I love this book.  I love the clear, spare writing that make it so easy to see the vast emptiness that surrounds young Arha.  I love the feminist themes, the imagery of finding your way out of the dark into the light that Ms. Le Guin invokes over and over again.  Most of all I love Tenar/Arha and her strength, her journey, her temper, the bright, shining light that even years in the darkness cannot disguise.  So if you haven’t, read A Wizard of Earthsea first because it is a lovely book, but then read The Tombs of Atuan and come worship at the alter of Tenar/Arha with me.
This entry was posted in Uncategorized and tagged , , , , , . Bookmark the permalink.

Leave a Reply

Fill in your details below or click an icon to log in: Logo

You are commenting using your account. Log Out /  Change )

Google photo

You are commenting using your Google account. Log Out /  Change )

Twitter picture

You are commenting using your Twitter account.
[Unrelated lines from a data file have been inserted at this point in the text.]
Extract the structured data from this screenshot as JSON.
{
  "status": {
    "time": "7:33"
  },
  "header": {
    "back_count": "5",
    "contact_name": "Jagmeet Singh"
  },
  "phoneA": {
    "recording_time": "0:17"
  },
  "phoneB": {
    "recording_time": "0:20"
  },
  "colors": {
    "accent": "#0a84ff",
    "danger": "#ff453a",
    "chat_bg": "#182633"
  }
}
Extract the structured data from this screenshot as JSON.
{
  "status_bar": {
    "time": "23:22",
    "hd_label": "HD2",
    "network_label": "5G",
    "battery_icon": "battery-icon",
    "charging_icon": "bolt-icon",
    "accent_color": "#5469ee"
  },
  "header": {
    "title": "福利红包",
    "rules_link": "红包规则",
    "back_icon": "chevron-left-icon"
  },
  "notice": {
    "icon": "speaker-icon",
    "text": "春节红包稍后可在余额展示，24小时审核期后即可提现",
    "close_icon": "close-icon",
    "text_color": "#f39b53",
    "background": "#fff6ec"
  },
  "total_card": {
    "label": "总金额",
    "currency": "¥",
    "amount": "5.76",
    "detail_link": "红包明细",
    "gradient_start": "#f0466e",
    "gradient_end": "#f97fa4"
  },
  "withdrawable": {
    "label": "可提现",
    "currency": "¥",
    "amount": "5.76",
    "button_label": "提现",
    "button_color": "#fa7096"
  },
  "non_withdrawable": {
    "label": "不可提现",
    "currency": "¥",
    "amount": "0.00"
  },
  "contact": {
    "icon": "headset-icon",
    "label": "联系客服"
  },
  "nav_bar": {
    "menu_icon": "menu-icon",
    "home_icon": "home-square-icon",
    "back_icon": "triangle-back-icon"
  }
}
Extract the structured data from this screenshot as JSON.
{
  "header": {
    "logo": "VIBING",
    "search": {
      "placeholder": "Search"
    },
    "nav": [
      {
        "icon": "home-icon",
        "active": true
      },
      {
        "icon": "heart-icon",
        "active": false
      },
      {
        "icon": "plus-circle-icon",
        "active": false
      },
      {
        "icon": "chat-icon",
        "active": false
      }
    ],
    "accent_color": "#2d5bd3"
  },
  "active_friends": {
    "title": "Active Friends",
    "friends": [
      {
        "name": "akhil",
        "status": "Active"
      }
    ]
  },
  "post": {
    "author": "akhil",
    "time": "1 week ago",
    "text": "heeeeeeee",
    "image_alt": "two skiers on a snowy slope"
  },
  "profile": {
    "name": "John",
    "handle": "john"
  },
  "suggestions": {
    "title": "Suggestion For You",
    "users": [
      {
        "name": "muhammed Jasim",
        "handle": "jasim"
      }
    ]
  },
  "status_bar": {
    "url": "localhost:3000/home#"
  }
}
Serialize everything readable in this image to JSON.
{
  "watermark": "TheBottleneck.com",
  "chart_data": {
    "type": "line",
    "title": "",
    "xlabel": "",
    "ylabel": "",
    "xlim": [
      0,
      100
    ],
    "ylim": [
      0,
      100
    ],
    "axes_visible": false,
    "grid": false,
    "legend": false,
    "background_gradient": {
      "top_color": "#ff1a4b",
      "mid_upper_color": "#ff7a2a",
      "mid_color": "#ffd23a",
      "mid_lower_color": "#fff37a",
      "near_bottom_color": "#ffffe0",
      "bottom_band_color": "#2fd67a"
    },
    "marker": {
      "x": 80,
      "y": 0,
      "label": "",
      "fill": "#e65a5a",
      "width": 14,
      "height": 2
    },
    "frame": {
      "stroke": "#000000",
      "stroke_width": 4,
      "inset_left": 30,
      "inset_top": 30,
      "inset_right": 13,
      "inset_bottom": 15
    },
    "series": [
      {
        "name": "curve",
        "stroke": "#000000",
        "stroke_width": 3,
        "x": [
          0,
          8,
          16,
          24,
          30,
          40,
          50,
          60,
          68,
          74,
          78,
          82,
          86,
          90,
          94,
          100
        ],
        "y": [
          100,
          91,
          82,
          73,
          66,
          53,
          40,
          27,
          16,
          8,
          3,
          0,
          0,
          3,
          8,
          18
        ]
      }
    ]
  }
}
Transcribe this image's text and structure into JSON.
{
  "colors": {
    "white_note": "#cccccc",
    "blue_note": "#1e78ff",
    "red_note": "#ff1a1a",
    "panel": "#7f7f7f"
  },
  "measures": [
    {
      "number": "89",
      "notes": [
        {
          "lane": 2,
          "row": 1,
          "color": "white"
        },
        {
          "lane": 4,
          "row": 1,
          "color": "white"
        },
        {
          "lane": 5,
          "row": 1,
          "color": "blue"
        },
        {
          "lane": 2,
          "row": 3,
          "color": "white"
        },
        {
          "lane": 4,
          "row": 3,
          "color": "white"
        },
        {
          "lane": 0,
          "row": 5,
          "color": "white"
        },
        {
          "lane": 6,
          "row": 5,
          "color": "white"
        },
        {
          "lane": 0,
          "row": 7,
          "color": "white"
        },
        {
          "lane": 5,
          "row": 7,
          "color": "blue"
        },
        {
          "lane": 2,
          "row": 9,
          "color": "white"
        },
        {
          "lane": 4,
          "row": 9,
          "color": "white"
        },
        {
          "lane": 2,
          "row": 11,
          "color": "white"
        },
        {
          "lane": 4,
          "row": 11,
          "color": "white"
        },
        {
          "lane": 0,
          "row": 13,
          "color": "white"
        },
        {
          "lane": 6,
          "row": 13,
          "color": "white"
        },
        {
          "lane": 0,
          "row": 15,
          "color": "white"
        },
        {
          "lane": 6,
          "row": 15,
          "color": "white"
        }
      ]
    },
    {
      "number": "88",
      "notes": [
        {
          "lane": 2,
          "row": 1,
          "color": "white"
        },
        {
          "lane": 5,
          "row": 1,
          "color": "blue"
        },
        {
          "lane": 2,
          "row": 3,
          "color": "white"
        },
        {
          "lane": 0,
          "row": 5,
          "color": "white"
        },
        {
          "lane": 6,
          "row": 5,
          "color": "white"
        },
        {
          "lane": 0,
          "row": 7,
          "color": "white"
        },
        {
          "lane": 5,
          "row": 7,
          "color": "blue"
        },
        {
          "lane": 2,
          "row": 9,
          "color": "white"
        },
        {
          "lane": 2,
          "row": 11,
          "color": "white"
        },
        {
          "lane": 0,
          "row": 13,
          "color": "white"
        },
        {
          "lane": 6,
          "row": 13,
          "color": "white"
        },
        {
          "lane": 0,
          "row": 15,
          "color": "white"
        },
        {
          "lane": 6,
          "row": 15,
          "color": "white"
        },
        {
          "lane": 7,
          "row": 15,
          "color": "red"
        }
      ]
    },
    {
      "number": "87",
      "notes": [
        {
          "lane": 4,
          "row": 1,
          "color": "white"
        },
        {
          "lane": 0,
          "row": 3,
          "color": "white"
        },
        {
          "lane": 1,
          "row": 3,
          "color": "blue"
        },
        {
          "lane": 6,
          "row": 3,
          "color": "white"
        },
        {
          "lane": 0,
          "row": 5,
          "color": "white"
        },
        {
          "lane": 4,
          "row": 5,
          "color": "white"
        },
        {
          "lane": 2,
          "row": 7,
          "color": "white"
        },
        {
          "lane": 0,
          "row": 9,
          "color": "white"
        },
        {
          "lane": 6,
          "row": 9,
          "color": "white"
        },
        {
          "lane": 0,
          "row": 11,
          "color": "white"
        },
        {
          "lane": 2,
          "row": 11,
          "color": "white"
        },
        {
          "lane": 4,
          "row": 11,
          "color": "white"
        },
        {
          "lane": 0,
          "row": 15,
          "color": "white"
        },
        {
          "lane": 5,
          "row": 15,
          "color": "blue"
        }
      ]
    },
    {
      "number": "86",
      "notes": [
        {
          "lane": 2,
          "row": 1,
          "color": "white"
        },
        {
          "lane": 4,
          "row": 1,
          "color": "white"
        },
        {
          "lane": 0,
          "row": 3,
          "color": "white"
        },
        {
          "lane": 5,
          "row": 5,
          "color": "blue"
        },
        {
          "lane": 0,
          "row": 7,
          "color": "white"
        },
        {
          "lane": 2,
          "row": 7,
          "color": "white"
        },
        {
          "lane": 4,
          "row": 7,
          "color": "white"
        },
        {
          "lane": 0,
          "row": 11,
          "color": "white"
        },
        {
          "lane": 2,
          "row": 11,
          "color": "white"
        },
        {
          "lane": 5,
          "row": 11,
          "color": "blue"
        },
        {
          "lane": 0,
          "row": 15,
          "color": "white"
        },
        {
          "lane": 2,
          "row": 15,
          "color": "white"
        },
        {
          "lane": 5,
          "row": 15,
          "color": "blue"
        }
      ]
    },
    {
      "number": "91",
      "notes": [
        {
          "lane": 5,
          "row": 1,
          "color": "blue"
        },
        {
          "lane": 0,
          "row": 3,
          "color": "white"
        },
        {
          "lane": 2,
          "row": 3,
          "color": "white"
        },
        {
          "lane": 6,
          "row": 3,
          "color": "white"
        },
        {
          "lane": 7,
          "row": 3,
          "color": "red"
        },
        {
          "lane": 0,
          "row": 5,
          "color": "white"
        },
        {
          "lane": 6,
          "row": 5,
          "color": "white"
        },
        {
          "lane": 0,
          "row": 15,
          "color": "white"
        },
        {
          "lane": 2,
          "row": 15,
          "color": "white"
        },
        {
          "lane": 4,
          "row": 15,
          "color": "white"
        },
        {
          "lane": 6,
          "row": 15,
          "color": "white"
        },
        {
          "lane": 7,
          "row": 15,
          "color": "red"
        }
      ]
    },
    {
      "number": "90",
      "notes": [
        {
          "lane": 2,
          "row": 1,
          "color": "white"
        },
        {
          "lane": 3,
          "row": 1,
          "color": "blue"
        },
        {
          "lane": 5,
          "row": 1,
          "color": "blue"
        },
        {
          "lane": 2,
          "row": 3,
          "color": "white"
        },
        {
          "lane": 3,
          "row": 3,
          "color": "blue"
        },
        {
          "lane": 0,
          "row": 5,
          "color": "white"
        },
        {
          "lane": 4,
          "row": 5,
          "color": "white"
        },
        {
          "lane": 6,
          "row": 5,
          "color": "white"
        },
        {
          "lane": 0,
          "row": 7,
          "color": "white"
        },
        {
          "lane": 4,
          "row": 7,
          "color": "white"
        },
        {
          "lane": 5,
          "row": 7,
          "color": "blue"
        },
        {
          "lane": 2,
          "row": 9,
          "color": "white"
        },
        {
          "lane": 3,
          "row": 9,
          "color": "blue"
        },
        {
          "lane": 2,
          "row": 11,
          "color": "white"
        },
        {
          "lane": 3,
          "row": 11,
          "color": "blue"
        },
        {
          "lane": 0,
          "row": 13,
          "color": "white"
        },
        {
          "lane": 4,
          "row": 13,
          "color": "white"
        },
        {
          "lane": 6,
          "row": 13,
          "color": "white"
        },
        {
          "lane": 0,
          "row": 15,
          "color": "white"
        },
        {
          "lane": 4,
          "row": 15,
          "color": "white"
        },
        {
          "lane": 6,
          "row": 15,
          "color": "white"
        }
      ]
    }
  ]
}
Log Out /  Change )

Facebook photo

You are commenting using your Facebook account. Log Out /  Change )

Connecting to %s